“This incident shows how fragile the media freedom and personal data of journalists are in armed conflict. Even after a great international scandal, the site continues to break the legislation and publishes new lists. It has been operating for two years already and those involved in its activities go unpunished. It seems that the post-Maidan Ukraine has simply ‘no political will’ for this.” – Tetiana Pechonchyk
“This report shows the everyday life of independent journalists working on the peninsula. Only a few critical voices are still remaining in Crimea while the majority of independent journalists were forced to leave the profession or to leave Crimea and continue their work on the mainland Ukraine.” – Tetiana Pechonchyk
“The latest issue for the Spanish media is the Public Security Law, introduced in June 2015, which among other things limits space for reporters. The law prohibits the publication of photo and video material where police officers may be identified, unless official state permission is obtained. This was the first case of a journalist being fined by the new law.” – Miho Dobrasin
“This was the beginning of a disturbing tendency to react with rather futile gestures against Russian television channels. The bans are not so much against the media, as telling the audience that the authorities, not the public, will decide what Latvian viewers may or may not see or hear.” – Juris Kaža

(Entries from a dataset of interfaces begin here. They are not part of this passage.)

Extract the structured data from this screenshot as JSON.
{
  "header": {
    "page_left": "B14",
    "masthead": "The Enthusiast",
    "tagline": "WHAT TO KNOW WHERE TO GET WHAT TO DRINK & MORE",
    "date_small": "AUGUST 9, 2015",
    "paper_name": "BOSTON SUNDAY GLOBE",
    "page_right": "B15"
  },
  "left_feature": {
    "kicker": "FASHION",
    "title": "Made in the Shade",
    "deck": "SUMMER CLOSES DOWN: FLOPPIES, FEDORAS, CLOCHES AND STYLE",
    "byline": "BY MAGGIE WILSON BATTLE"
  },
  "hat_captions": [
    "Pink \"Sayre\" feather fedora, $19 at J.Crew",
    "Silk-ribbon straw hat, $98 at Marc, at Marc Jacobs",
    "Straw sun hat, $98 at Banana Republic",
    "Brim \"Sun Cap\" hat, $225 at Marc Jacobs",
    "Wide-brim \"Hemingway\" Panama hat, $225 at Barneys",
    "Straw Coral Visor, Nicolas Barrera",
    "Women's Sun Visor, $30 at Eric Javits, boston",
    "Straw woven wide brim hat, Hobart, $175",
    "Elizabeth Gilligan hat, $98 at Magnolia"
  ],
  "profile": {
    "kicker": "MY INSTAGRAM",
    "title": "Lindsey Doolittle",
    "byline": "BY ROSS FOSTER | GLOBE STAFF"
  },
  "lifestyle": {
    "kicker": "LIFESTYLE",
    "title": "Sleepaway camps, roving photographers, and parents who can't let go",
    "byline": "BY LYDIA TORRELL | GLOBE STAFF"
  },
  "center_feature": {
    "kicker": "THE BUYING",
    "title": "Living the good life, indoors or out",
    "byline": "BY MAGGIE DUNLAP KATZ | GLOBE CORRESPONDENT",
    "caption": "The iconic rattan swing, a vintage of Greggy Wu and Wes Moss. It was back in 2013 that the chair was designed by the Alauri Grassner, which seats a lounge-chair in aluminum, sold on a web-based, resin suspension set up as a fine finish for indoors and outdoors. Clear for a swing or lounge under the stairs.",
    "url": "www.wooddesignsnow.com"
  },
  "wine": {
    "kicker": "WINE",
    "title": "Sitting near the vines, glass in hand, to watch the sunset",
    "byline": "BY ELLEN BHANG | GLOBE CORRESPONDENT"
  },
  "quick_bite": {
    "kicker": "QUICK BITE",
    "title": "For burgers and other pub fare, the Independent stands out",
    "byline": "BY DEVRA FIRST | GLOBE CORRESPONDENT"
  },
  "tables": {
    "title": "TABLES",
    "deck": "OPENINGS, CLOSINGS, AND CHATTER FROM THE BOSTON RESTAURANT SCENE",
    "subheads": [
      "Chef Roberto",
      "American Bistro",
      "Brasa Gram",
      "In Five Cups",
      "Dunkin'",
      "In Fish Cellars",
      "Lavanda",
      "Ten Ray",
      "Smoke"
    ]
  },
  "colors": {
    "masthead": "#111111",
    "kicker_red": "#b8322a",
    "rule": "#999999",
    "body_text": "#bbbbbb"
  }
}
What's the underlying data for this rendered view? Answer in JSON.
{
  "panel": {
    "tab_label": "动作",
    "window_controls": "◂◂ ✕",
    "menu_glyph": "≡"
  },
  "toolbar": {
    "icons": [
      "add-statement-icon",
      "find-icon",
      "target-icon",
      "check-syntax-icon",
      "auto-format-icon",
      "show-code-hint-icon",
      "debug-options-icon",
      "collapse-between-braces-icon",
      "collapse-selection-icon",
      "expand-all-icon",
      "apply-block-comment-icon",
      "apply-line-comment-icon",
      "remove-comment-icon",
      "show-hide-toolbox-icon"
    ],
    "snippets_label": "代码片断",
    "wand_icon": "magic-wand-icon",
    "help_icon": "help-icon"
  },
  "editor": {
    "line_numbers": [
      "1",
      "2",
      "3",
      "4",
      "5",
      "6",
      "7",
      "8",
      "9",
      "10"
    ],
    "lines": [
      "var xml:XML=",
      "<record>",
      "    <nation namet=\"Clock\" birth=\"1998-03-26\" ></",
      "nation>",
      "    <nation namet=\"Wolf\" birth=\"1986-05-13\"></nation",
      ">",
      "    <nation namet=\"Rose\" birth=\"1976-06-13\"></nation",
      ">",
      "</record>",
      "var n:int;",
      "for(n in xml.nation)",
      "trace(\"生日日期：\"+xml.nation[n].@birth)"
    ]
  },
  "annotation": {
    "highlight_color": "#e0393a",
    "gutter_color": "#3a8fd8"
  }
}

“You have to be very brave to launch a new investigative journalism portal in Serbia and expose corruption and organised crime involving government officials. That is why the launch of KRIK in early 2015 has been so important for media freedom, but at the same time so dangerous for its journalists. Smear campaigns like this by pro-government tabloid Informer are a relatively new but common method in the Balkans to scare journalists off.” – Mitra Nazar